Brief:
Locate the string "card" in the records below. Copy every line where it occurs.

(Data records for software interfaces)
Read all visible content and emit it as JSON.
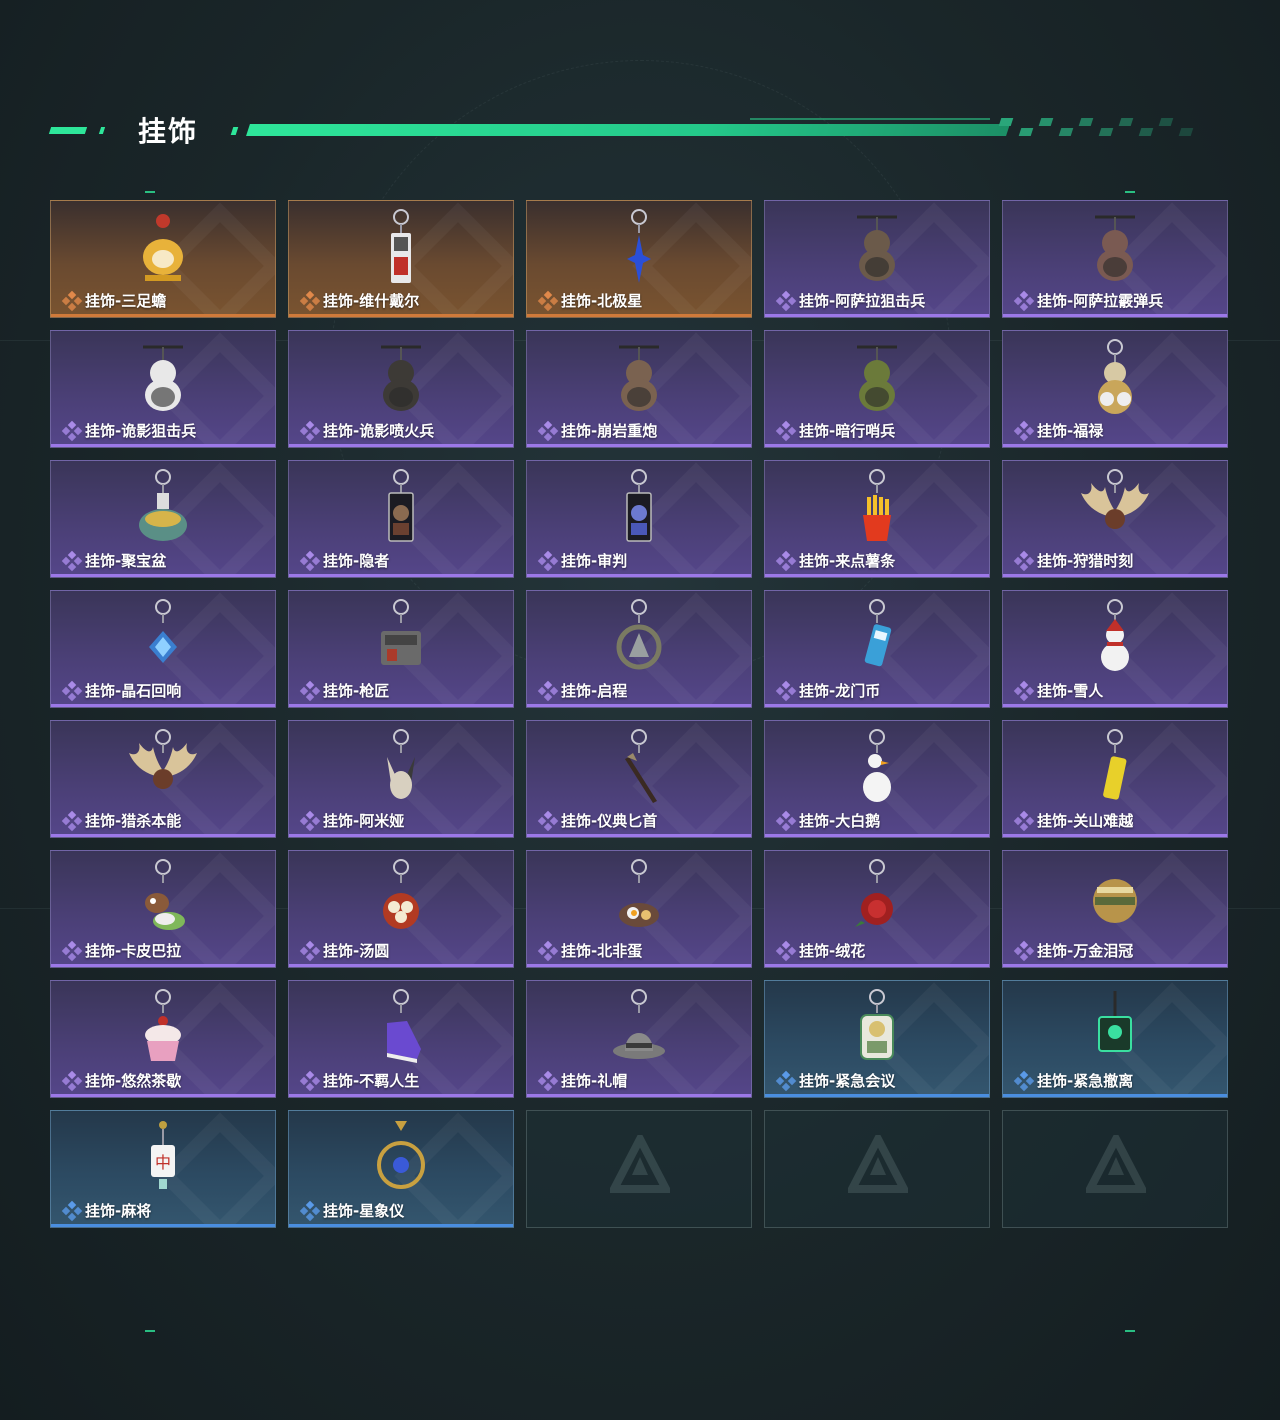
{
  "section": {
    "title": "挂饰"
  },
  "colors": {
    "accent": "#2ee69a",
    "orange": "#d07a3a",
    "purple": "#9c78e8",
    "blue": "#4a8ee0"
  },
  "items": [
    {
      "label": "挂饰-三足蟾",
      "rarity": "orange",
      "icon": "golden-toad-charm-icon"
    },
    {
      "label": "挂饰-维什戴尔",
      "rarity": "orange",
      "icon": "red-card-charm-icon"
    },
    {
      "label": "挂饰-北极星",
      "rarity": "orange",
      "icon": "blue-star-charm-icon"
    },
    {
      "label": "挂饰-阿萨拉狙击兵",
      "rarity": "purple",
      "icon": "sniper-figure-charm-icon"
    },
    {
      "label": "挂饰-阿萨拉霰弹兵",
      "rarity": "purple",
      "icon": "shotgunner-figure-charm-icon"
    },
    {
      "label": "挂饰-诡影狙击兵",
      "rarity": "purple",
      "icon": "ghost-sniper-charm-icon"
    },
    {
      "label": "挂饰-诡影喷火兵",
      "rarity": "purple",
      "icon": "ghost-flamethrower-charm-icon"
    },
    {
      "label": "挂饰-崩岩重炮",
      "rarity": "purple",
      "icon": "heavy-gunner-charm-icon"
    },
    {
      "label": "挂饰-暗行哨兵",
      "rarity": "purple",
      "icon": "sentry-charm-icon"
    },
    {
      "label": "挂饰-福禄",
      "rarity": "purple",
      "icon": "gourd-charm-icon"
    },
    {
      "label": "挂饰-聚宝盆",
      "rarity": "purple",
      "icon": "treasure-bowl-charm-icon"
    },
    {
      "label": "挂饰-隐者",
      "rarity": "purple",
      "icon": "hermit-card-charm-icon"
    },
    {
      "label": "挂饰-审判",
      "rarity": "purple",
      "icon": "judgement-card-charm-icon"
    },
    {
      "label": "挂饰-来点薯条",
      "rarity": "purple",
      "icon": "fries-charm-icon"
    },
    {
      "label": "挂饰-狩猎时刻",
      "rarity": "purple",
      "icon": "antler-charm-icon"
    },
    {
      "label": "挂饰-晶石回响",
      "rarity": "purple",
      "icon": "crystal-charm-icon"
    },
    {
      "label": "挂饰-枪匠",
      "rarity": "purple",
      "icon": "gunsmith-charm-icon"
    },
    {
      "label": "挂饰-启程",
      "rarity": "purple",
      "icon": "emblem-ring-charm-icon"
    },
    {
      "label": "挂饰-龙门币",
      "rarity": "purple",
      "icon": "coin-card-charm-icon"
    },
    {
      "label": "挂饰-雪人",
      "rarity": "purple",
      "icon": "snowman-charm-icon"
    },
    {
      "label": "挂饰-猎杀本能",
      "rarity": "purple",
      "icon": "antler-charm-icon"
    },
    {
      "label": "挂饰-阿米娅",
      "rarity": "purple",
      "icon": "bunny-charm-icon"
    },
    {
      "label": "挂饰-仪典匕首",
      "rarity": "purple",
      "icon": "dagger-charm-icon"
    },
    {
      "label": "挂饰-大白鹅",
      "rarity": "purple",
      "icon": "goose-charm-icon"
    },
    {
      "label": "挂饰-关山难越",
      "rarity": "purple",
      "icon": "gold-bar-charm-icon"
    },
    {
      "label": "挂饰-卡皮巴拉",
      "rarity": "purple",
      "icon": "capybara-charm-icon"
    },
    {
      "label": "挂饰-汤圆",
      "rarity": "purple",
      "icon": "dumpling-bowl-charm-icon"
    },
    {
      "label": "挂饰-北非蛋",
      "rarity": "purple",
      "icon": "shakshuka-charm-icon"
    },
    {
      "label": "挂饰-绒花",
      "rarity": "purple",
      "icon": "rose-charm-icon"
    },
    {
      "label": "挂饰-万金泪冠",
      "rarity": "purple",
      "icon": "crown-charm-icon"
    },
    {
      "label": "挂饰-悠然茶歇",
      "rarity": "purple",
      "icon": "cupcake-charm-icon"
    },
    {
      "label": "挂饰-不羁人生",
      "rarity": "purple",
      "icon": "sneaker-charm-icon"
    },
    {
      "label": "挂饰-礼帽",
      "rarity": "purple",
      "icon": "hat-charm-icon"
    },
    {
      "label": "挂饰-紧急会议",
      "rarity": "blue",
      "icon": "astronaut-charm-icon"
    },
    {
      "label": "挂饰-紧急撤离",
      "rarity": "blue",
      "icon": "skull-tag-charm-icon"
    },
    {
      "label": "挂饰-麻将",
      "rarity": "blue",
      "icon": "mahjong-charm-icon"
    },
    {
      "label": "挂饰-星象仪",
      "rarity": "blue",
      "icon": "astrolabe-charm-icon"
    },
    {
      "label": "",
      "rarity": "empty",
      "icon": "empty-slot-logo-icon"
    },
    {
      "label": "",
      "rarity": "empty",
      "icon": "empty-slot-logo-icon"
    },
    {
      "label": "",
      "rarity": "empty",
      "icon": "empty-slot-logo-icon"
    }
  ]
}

Solution for this problem:
      "icon": "red-card-charm-icon"
      "icon": "hermit-card-charm-icon"
      "icon": "judgement-card-charm-icon"
      "icon": "coin-card-charm-icon"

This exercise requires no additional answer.